Being part of regional Victoria allowed Mitchell Shire residents to take a big step towards normality last week, progressing to the third step of the State Government’s roadmap out of COVID-19 restrictions.
Premier Daniel Andrews made the announcement on Tuesday last week, just more than 24 hours after regional Victoria had moved to the second step.
Melburnians are still in the first step.
The decision was made after regional Victoria passed the ‘trigger point’ of having a 14-day average of less than five new cases of COVID-19 and no cases from mystery sources.
The third step is perhaps the biggest step in the government’s roadmap, allowing public gatherings, home visits and the reopening of hospitality and retail businesses.
However, regional Victoria must wait for Melbourne to catch up before it can progress to the last step before the ‘COVID normal’.
The final of the four steps will not be taken before November 23 and only when there have been no new cases of the virus in the community for more than 14 days.
Premier Daniel Andrews said the announcement was a testament to the determination of regional Victorians.
Mr Andrews implored Melburnians not to travel into regional communities unless it was for one of four permitted reasons.
“We are almost there. Today is proof positive that with purpose and patience, we can see this thing through,” he said.
“And when we do, we can find a COVID normal where life looks close to how we remember it. We can do this.”
Leader of the Nationals and deputy opposition leader Peter Walsh said every country Victorian had been forced to make ‘massive sacrifices’ to take the third step and many businesses would continue to pay for the issues in managing hotel quarantine.
“Despite very low case numbers across regional Victoria, dining restrictions will force our local cafes and restaurants to make tough decisions on whether it’s viable to open after months of little to no income,” he said.
“Families will still have to make the painful choice of deciding which loved ones can attend weddings, funerals and religious ceremonies and who will miss out, under severe restrictions on public gatherings.”
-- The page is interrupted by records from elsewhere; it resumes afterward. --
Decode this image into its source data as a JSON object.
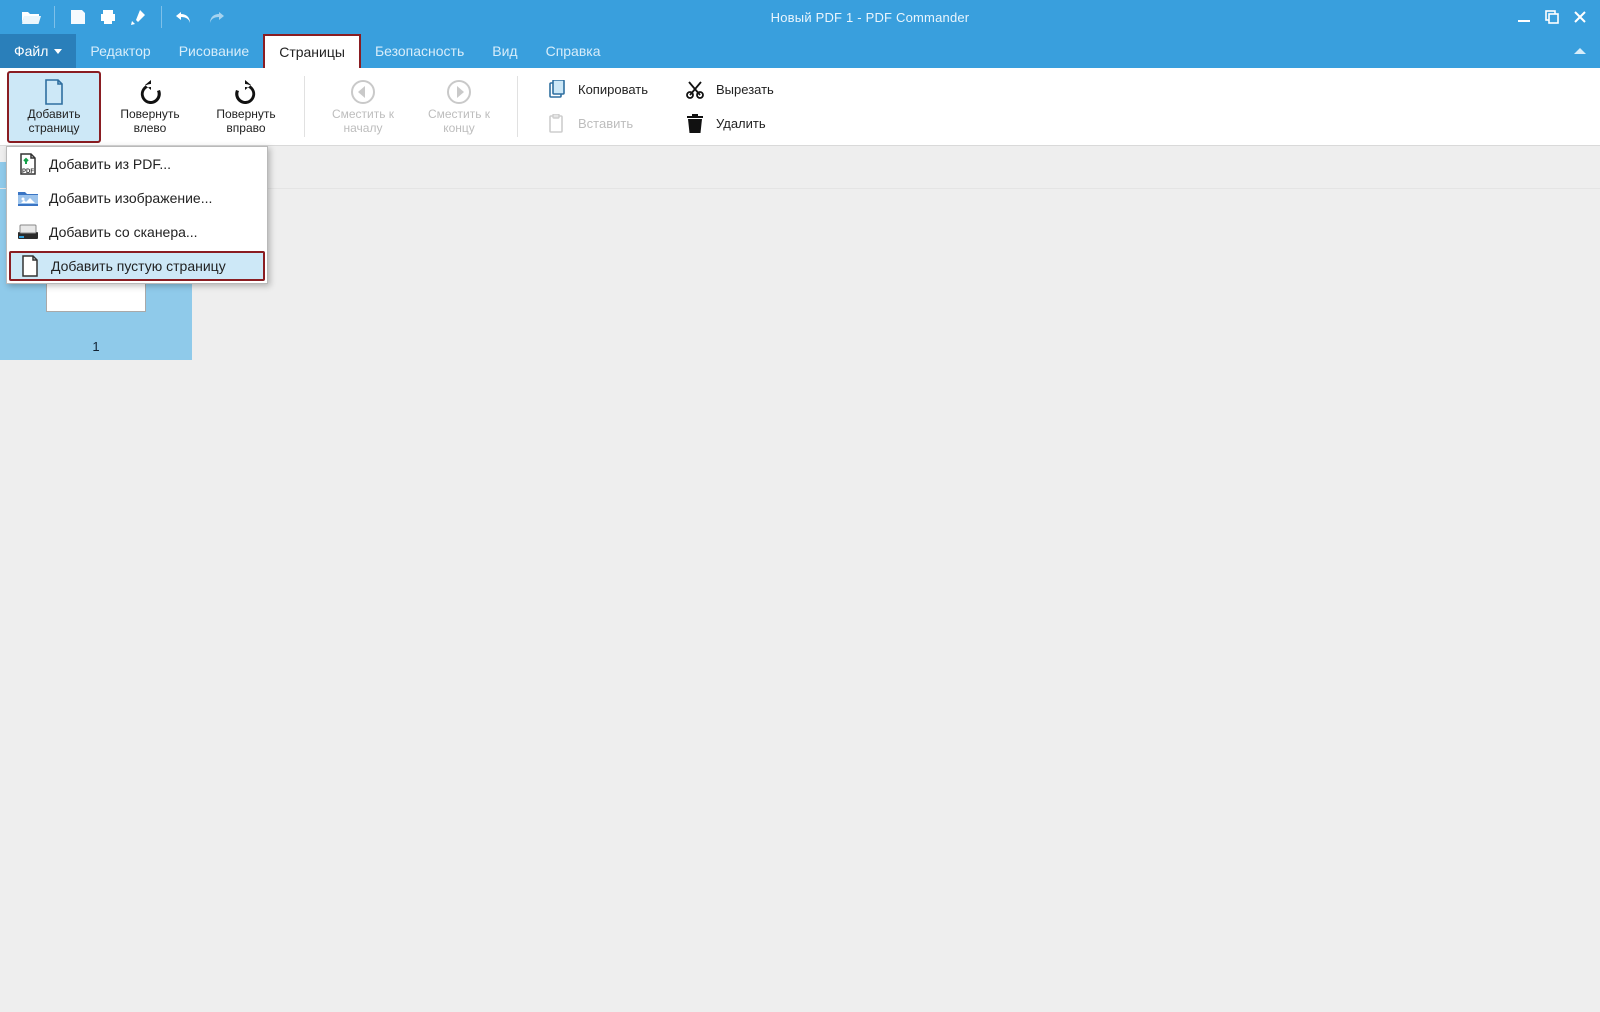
{
  "window": {
    "title": "Новый PDF 1 - PDF Commander"
  },
  "menu": {
    "file": "Файл",
    "editor": "Редактор",
    "drawing": "Рисование",
    "pages": "Страницы",
    "security": "Безопасность",
    "view": "Вид",
    "help": "Справка"
  },
  "ribbon": {
    "add_page_l1": "Добавить",
    "add_page_l2": "страницу",
    "rotate_left_l1": "Повернуть",
    "rotate_left_l2": "влево",
    "rotate_right_l1": "Повернуть",
    "rotate_right_l2": "вправо",
    "move_start_l1": "Сместить к",
    "move_start_l2": "началу",
    "move_end_l1": "Сместить к",
    "move_end_l2": "концу",
    "copy": "Копировать",
    "paste": "Вставить",
    "cut": "Вырезать",
    "delete": "Удалить"
  },
  "dropdown": {
    "add_from_pdf": "Добавить из PDF...",
    "add_image": "Добавить изображение...",
    "add_scanner": "Добавить со сканера...",
    "add_blank": "Добавить пустую страницу"
  },
  "thumbs": {
    "page1": "1"
  }
}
Rural Councils Victoria, which represents communities in 38 rural council areas, welcomed the Premier’s announcement.
Rural Councils Victoria chair Cr Mary-Ann Brown said the step was a great move in the right direction.
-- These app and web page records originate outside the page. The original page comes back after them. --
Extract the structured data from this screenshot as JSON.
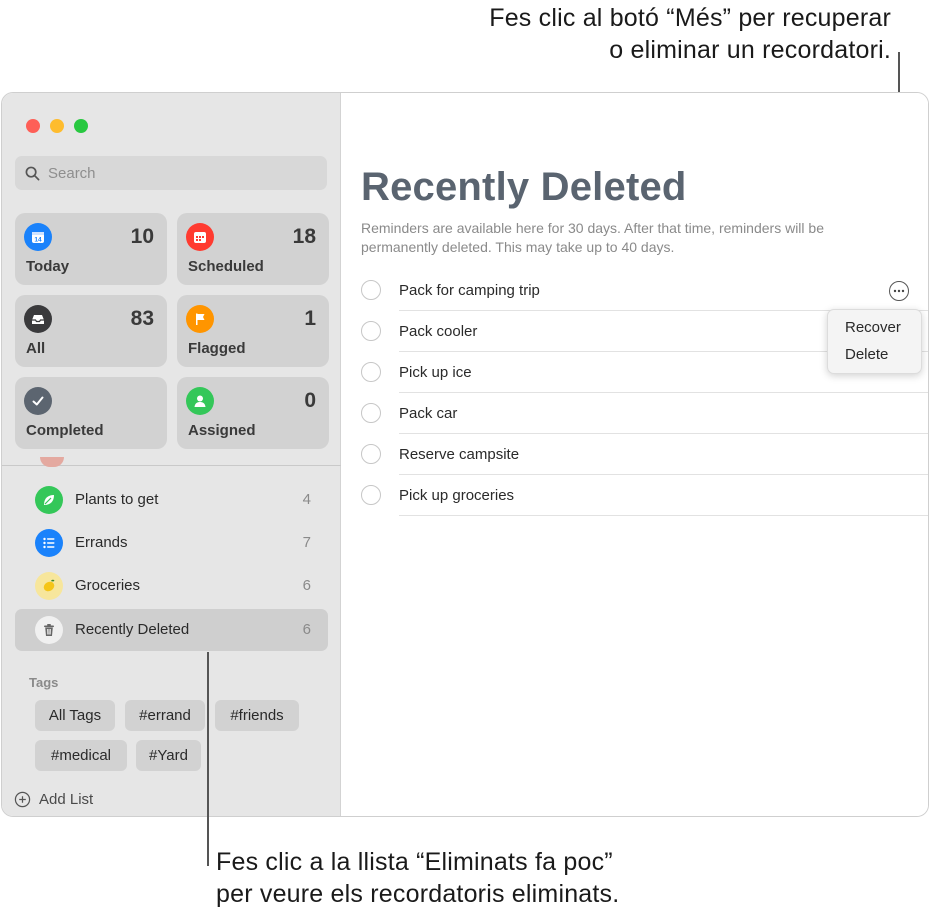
{
  "callouts": {
    "top_line1": "Fes clic al botó “Més” per recuperar",
    "top_line2": "o eliminar un recordatori.",
    "bottom_line1": "Fes clic a la llista “Eliminats fa poc”",
    "bottom_line2": "per veure els recordatoris eliminats."
  },
  "sidebar": {
    "search_placeholder": "Search",
    "smart_lists": [
      {
        "label": "Today",
        "count": "10",
        "icon": "calendar-today-icon",
        "icon_text": "14",
        "color": "#1a82fb"
      },
      {
        "label": "Scheduled",
        "count": "18",
        "icon": "calendar-icon",
        "color": "#ff3b30"
      },
      {
        "label": "All",
        "count": "83",
        "icon": "tray-icon",
        "color": "#3a3a3c"
      },
      {
        "label": "Flagged",
        "count": "1",
        "icon": "flag-icon",
        "color": "#ff9500"
      },
      {
        "label": "Completed",
        "count": "",
        "icon": "checkmark-icon",
        "color": "#5c6570"
      },
      {
        "label": "Assigned",
        "count": "0",
        "icon": "person-icon",
        "color": "#34c759"
      }
    ],
    "lists": [
      {
        "name": "Plants to get",
        "count": "4",
        "icon": "leaf-icon",
        "color": "#34c759"
      },
      {
        "name": "Errands",
        "count": "7",
        "icon": "list-bullet-icon",
        "color": "#1a82fb"
      },
      {
        "name": "Groceries",
        "count": "6",
        "icon": "lemon-icon",
        "color": "#f7e69c"
      },
      {
        "name": "Recently Deleted",
        "count": "6",
        "icon": "trash-icon",
        "color": "#f0f0f0"
      }
    ],
    "tags_title": "Tags",
    "tags": [
      "All Tags",
      "#errand",
      "#friends",
      "#medical",
      "#Yard"
    ],
    "add_list_label": "Add List"
  },
  "main": {
    "title": "Recently Deleted",
    "description": "Reminders are available here for 30 days. After that time, reminders will be permanently deleted. This may take up to 40 days.",
    "reminders": [
      "Pack for camping trip",
      "Pack cooler",
      "Pick up ice",
      "Pack car",
      "Reserve campsite",
      "Pick up groceries"
    ],
    "menu": {
      "recover": "Recover",
      "delete": "Delete"
    }
  }
}
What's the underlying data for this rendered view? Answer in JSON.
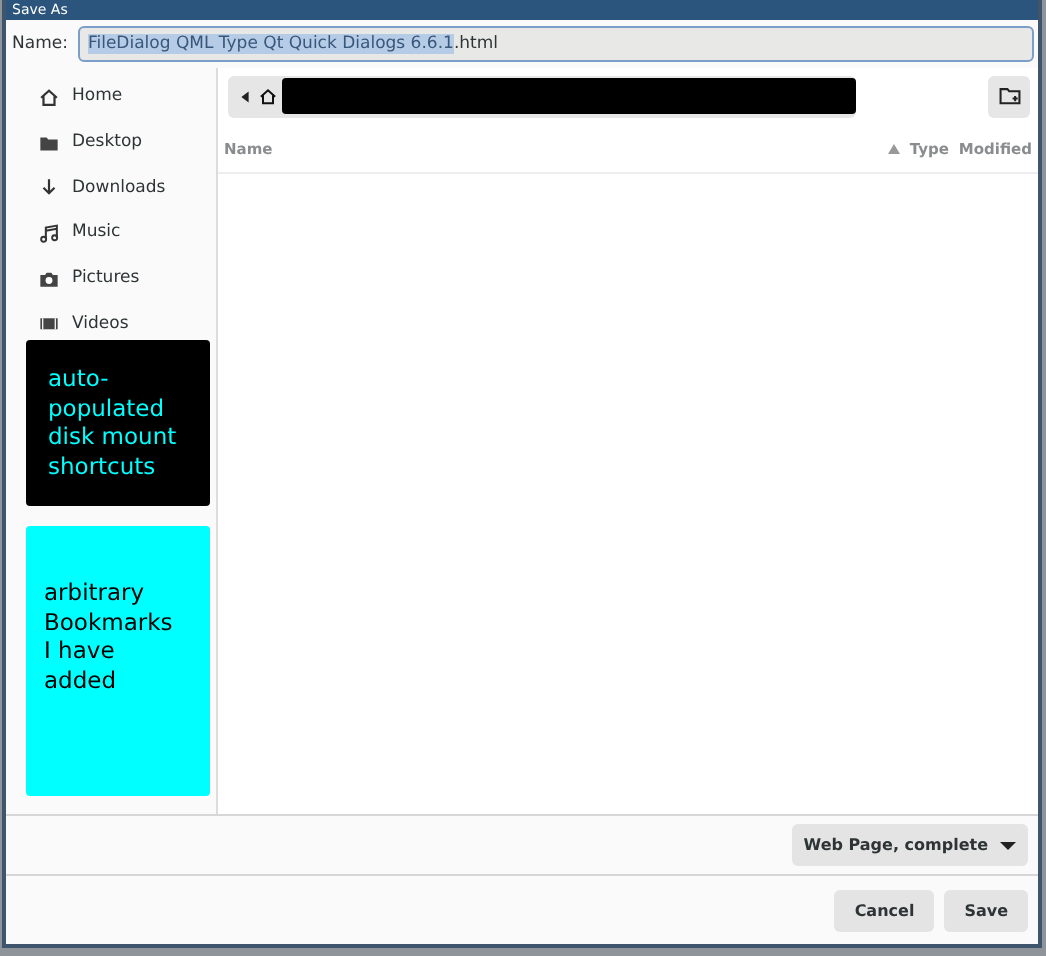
{
  "window": {
    "title": "Save As"
  },
  "name_field": {
    "label": "Name:",
    "selected_text": "FileDialog QML Type Qt Quick Dialogs 6.6.1",
    "rest_text": ".html"
  },
  "sidebar": {
    "items": [
      {
        "label": "Home"
      },
      {
        "label": "Desktop"
      },
      {
        "label": "Downloads"
      },
      {
        "label": "Music"
      },
      {
        "label": "Pictures"
      },
      {
        "label": "Videos"
      }
    ],
    "annotations": [
      {
        "kind": "dark",
        "text": "auto-populated disk mount shortcuts"
      },
      {
        "kind": "light",
        "text": "arbitrary Bookmarks I have added"
      }
    ]
  },
  "file_list": {
    "columns": [
      "Name",
      "Type",
      "Modified"
    ]
  },
  "file_type": {
    "value": "Web Page, complete"
  },
  "buttons": [
    "Cancel",
    "Save"
  ]
}
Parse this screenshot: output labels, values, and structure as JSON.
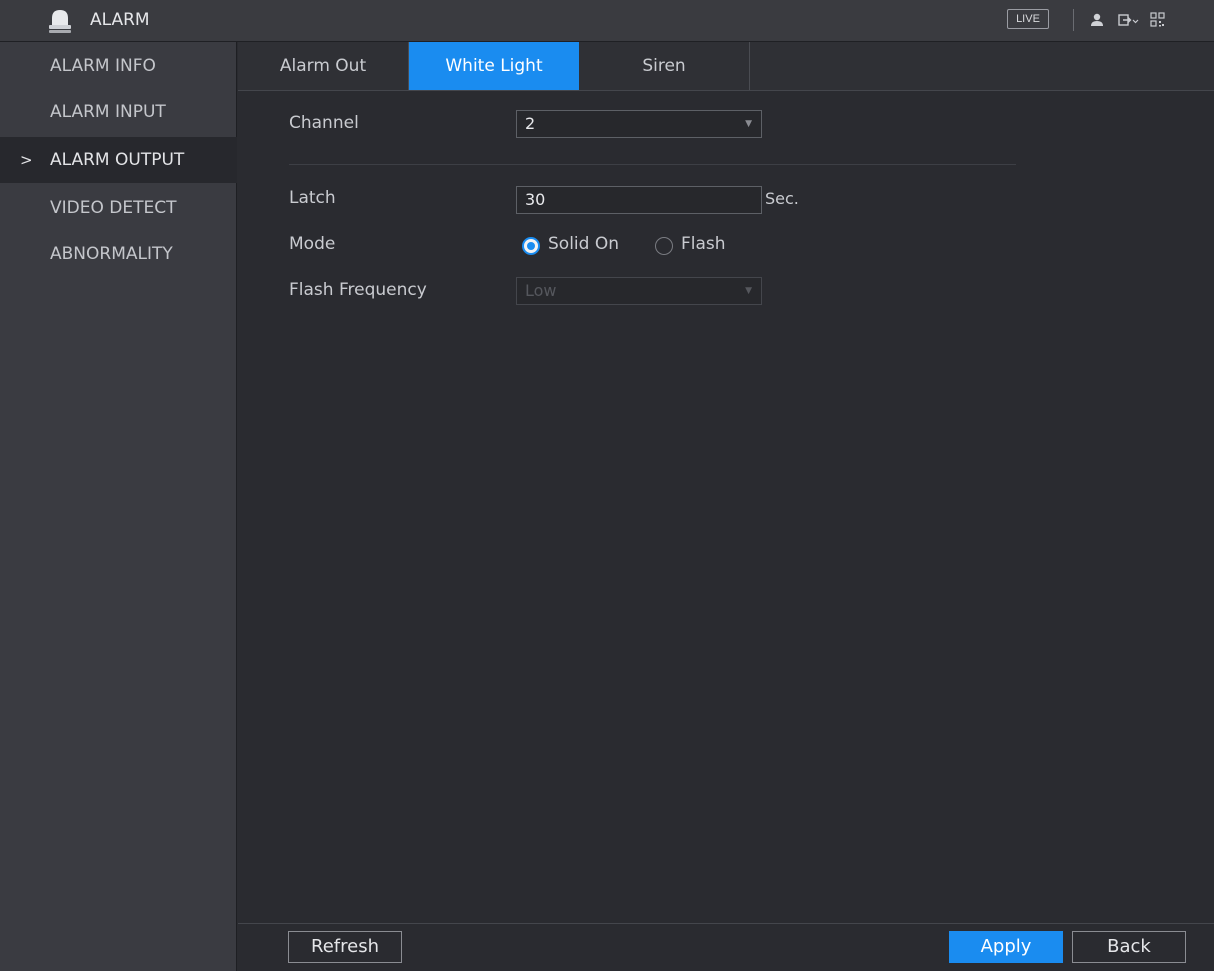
{
  "titlebar": {
    "title": "ALARM",
    "app_icon": "alarm-bell-icon",
    "live_label": "LIVE",
    "icons": [
      "user-icon",
      "logout-icon",
      "qr-code-icon"
    ]
  },
  "sidebar": {
    "items": [
      {
        "label": "ALARM INFO",
        "active": false
      },
      {
        "label": "ALARM INPUT",
        "active": false
      },
      {
        "label": "ALARM OUTPUT",
        "active": true
      },
      {
        "label": "VIDEO DETECT",
        "active": false
      },
      {
        "label": "ABNORMALITY",
        "active": false
      }
    ],
    "active_marker": ">"
  },
  "tabs": [
    {
      "label": "Alarm Out",
      "active": false
    },
    {
      "label": "White Light",
      "active": true
    },
    {
      "label": "Siren",
      "active": false
    }
  ],
  "form": {
    "channel_label": "Channel",
    "channel_value": "2",
    "latch_label": "Latch",
    "latch_value": "30",
    "latch_unit": "Sec.",
    "mode_label": "Mode",
    "mode_options": [
      {
        "label": "Solid On",
        "selected": true
      },
      {
        "label": "Flash",
        "selected": false
      }
    ],
    "flash_frequency_label": "Flash Frequency",
    "flash_frequency_value": "Low",
    "flash_frequency_disabled": true
  },
  "footer": {
    "refresh_label": "Refresh",
    "apply_label": "Apply",
    "back_label": "Back"
  },
  "colors": {
    "accent": "#1a8cf0",
    "background": "#2a2b30",
    "sidebar": "#3a3b41"
  }
}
“This latest announcement will allow rural Victorians to begin to get back to business and to a new kind of normal,” she said.
“I was absolutely delighted at what the Premier said, especially in saying well done to rural and regional Victorians and the tremendous work they have done.
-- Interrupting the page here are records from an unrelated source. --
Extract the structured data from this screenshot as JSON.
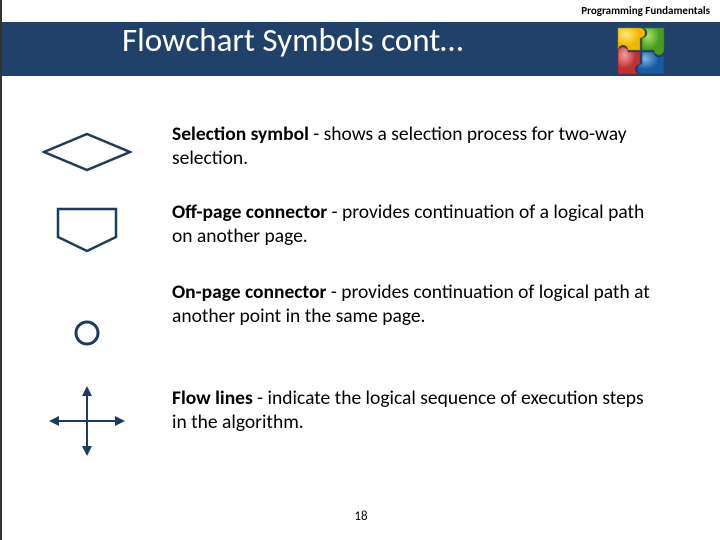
{
  "header_label": "Programming Fundamentals",
  "title": "Flowchart Symbols cont…",
  "items": [
    {
      "name": "Selection symbol",
      "desc": " - shows a selection process for two-way selection."
    },
    {
      "name": "Off-page connector",
      "desc": " - provides continuation of a logical path on another page."
    },
    {
      "name": "On-page connector",
      "desc": " - provides continuation of logical path at another point in the same page."
    },
    {
      "name": "Flow lines",
      "desc": " - indicate the logical sequence of execution steps in the algorithm."
    }
  ],
  "page_number": "18"
}
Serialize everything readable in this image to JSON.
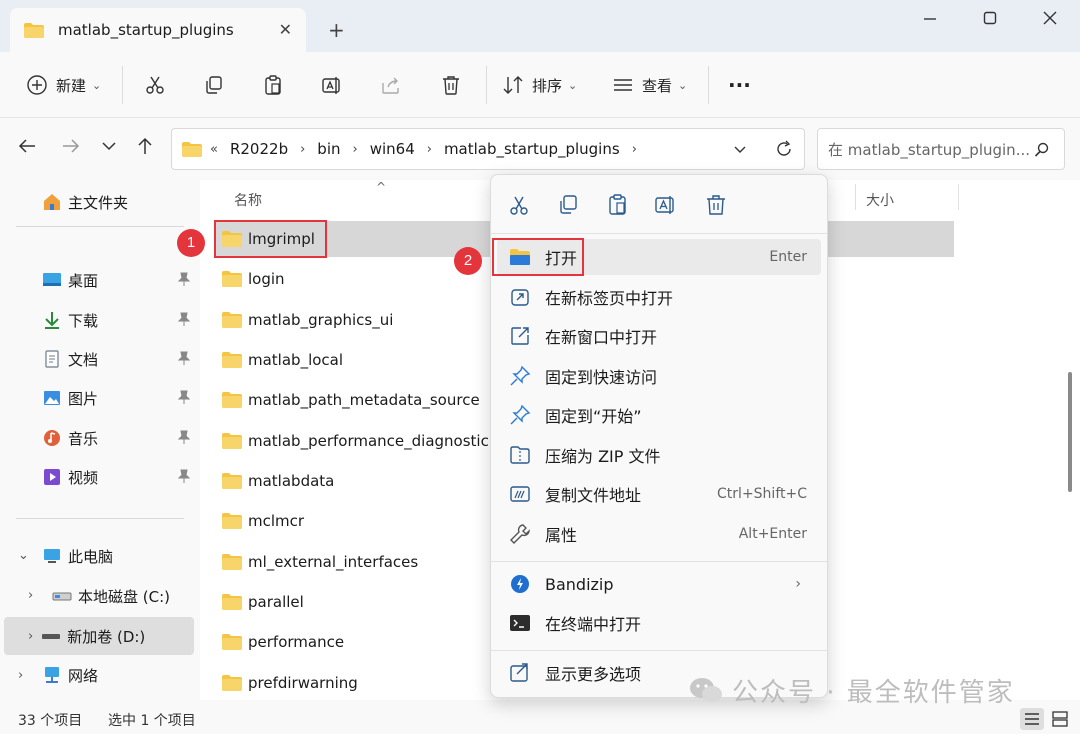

“We have been advocating for rural Victoria to be treated differently to metropolitan Melbourne and regional cities on the basis that there were few or no cases in most rural municipalities and this announcement delivers on that.”